===== Supplied information =====

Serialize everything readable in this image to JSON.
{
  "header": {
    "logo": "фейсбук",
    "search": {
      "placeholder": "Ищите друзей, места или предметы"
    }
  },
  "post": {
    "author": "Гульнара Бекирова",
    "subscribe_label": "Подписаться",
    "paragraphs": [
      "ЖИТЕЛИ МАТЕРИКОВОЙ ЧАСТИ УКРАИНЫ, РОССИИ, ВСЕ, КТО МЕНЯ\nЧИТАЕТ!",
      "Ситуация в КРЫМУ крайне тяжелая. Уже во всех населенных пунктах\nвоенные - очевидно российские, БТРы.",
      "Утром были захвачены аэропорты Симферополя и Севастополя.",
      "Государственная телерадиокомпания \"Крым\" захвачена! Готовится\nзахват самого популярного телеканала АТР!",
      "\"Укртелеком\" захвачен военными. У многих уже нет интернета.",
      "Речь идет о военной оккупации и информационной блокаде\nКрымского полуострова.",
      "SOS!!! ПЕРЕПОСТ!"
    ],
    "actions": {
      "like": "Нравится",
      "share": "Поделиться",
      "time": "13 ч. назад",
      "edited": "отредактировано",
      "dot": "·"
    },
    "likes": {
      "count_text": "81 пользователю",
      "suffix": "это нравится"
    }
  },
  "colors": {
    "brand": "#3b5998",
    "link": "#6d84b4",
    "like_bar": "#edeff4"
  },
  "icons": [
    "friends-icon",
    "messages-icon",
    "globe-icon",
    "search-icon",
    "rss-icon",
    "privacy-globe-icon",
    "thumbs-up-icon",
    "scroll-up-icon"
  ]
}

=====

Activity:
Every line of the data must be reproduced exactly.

Expected output:
Serialize everything readable in this image to JSON.
{
  "header": {
    "logo": "фейсбук",
    "search": {
      "placeholder": "Ищите друзей, места или предметы"
    }
  },
  "post": {
    "author": "Гульнара Бекирова",
    "subscribe_label": "Подписаться",
    "paragraphs": [
      "ЖИТЕЛИ МАТЕРИКОВОЙ ЧАСТИ УКРАИНЫ, РОССИИ, ВСЕ, КТО МЕНЯ\nЧИТАЕТ!",
      "Ситуация в КРЫМУ крайне тяжелая. Уже во всех населенных пунктах\nвоенные - очевидно российские, БТРы.",
      "Утром были захвачены аэропорты Симферополя и Севастополя.",
      "Государственная телерадиокомпания \"Крым\" захвачена! Готовится\nзахват самого популярного телеканала АТР!",
      "\"Укртелеком\" захвачен военными. У многих уже нет интернета.",
      "Речь идет о военной оккупации и информационной блокаде\nКрымского полуострова.",
      "SOS!!! ПЕРЕПОСТ!"
    ],
    "actions": {
      "like": "Нравится",
      "share": "Поделиться",
      "time": "13 ч. назад",
      "edited": "отредактировано",
      "dot": "·"
    },
    "likes": {
      "count_text": "81 пользователю",
      "suffix": "это нравится"
    }
  },
  "colors": {
    "brand": "#3b5998",
    "link": "#6d84b4",
    "like_bar": "#edeff4"
  },
  "icons": [
    "friends-icon",
    "messages-icon",
    "globe-icon",
    "search-icon",
    "rss-icon",
    "privacy-globe-icon",
    "thumbs-up-icon",
    "scroll-up-icon"
  ]
}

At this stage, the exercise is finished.